Correspondence | The Reprint Company; John F. Trow & Co. | 1866, 1978
Transcription 156
" In Shropshire the seams are no more than 18 or 20
inches."Ibid, p. 67. "At the Booth pit," says Mr. Scri-
ven, " I walked, rode and crept 1,800 yards to one of
the nearest faces."-Ibid. " ` Choke-damp,'" Fire-damp,'
` Wild-fire,' ` Sulphur' and ` Water' at all tunes men-
ace instant death to the laborers in these mines.""Robert North, aged sixteen : Went into the pit at 7
years of age, to fill up skips. I drew about 12 months.
When I drew by the girdle and chain my skin was bro-
ken, and the blood ran down. I durst not say any-
thing. If we said anything, the butty, and the reeve,
who works under him, would take a stick and beat
us."-Ibid. " The usual punishment for theft is to
place the culprit's head between the legs of one of the
biggest boys, and each boy in the pit sometimes there
are 20 inflicts 12 lashes on the back and rump with
a cat."—Ibid. " Instances occur in which children are
taken into these mines to work as early as 4 years of
age, sometimes at 5, not unfrequently at 6 and 7, while
from 8 to 9 is the ordinary age at which these employ-
ments commence."--Ibid. The wages paid at these
mines is from $2,50 to $i,50 per month for laborers,
according to age and ability, and out of this they must
support themselves. They work 12 hours a day.--
In Calico printing. "It is by no means uncommon
in all the districts for children 5 or 6 years old to be
kept at work 14 to 16 hours consecutively." Rep. on
Children, 18 4 2, p. 59.
I could furnish extracts similar to these in regard to
every branch of your Manufactures, but I will not mul-
tiply them.
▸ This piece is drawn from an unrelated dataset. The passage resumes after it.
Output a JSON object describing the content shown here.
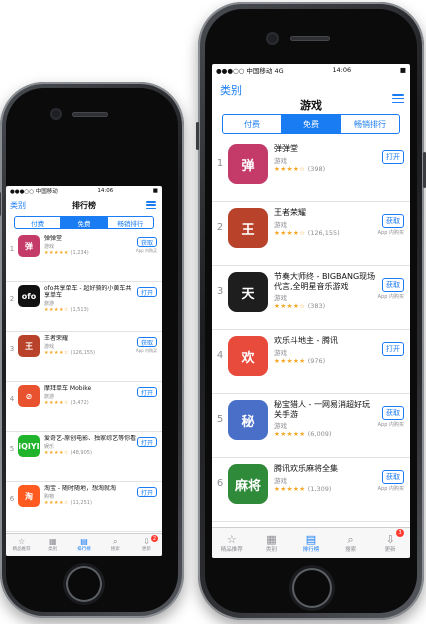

Everybody knows that your operatives
habitually labor from 12 to 16 hours, men, women and